Cleta Mitchell, Washington's preeminent campaign finance attorney, rightly says that few for-profit corporations will jeopardize their commercial interests by engaging in partisan politics: Republicans, Democrats and independents buy Microsoft's and Pepsi's products. If for-profit corporations do plunge into politics, disclosure of their spending will enable voters to draw appropriate conclusions. Of course, political speech regulations radiate distrust of voters' abilities to assess unfettered political advocacy.I can see it now. Leftists in this country who, just days ago, were whining about the decision opening the floodgates to corporate cash and corporate influence, when they find out that in fact advocacy groups like the leftist Sierra Club will benefit far more than Halliburton! will, can be expected to reply with ...
Mitchell says the court's decision primarily liberates nonprofit advocacy groups, such as the Sierra Club, which the FEC fined $28,000 in 2006. The club's sin was to distribute pamphlets in Florida contrasting the environmental views of the presidential and senatorial candidates, to the intended advantage of Democrats. FEC censors deemed this an illegal corporate contribution. [link]
Staying the CourseYou read here the other day about the foolishness that guys like Obama call "green jobs." Governor Kaine here in Virginia is proud, according to the Roanoke Times, that he was able to create five green jobs here in Southwest Virginia at a cost of millions during his tenure.
The same agenda in more humble clothes
Wall Street Journal editorial
So much for all of that Washington talk about a midcourse change of political direction. If President Obama took any lesson from his party's recent drubbing in Massachusetts, and its decline in the polls, it seems to be that he should keep doing what he's been doing, only with a little more humility, and a touch more bipartisanship.
Mr. Obama's economic pitch ... differed little from last year, when the jobless rate was 7.2%. He offered a spirited defense of the stimulus, though the jobless rate is now 10%, and he promised more of the same this year, especially on "green jobs." He also offered some minor if welcome tax cuts for small business, and $30 billion in handouts for "community banks" to be able to lend more.

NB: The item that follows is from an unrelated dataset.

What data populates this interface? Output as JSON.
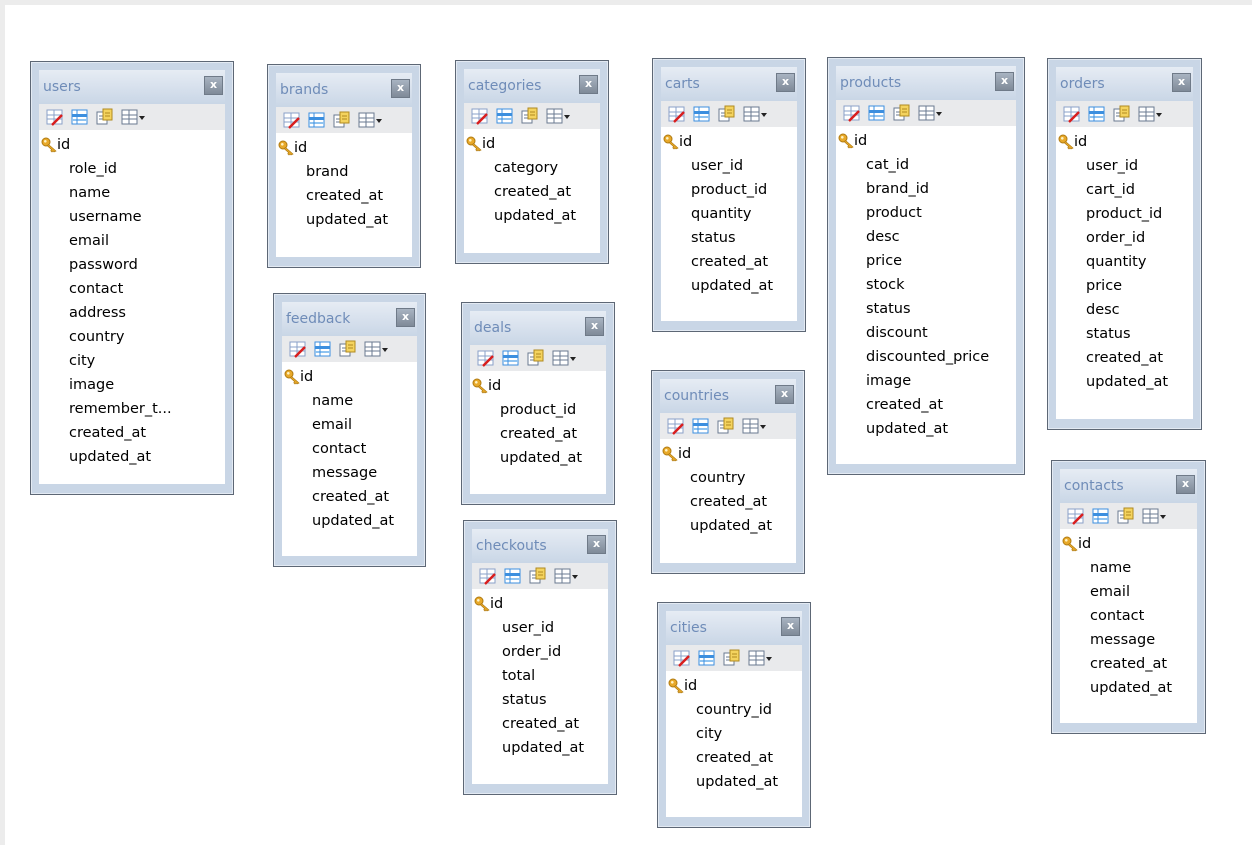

Yet at the same time, he couldn't resist more banker baiting, and he promised that he's determined to see tax rates rise for millions of Americans next year when the Bush rates are set to expire. He also pushed more exports while saying he'll raise taxes on some of our biggest exporters, otherwise known as multinationals that "ship our jobs overseas." Mr. Obama believes he can conjure jobs and a durable expansion from the private sector while waging political war on its animal spirits. It can't be done.
This reflects a larger problem, which is his belief that economic growth springs mainly from the genius of government. Thus Mr. Obama presented a vision of an economy soaring to new heights on "high-speed railroad" and "clean energy facilities" and 1,000 people making solar panels in California. He seems not to appreciate that what really drives growth are the millions of risks taken each day by millions of individuals, far from the politicking and earmarks of Congress or the Department of Energy. [link]